(Task brief)
Look through the data for the string "card". Copy every line where it is found.

(Items listed in a dataset)

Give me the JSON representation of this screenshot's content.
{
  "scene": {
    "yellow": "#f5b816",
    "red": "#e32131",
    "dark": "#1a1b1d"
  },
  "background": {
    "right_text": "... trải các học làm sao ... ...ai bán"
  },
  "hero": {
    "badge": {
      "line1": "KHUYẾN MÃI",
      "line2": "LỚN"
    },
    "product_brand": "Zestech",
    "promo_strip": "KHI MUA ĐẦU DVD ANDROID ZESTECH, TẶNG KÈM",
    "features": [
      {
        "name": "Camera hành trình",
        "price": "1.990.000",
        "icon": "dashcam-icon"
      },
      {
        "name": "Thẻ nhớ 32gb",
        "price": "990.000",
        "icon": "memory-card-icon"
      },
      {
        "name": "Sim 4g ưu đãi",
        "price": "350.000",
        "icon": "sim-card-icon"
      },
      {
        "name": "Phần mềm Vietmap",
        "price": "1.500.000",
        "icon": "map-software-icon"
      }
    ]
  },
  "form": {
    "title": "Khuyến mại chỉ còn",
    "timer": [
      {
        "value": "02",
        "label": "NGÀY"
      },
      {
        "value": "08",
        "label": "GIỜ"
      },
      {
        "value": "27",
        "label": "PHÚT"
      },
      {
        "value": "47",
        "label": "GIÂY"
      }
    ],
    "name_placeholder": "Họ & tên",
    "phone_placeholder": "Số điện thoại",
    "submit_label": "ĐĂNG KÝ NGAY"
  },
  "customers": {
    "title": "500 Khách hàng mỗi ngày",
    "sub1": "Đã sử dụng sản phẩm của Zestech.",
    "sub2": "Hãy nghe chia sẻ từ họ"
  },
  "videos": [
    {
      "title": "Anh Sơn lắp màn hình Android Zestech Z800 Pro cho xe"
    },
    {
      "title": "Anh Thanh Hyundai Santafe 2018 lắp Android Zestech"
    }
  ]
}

(Task answer)
        "icon": "memory-card-icon"
        "icon": "sim-card-icon"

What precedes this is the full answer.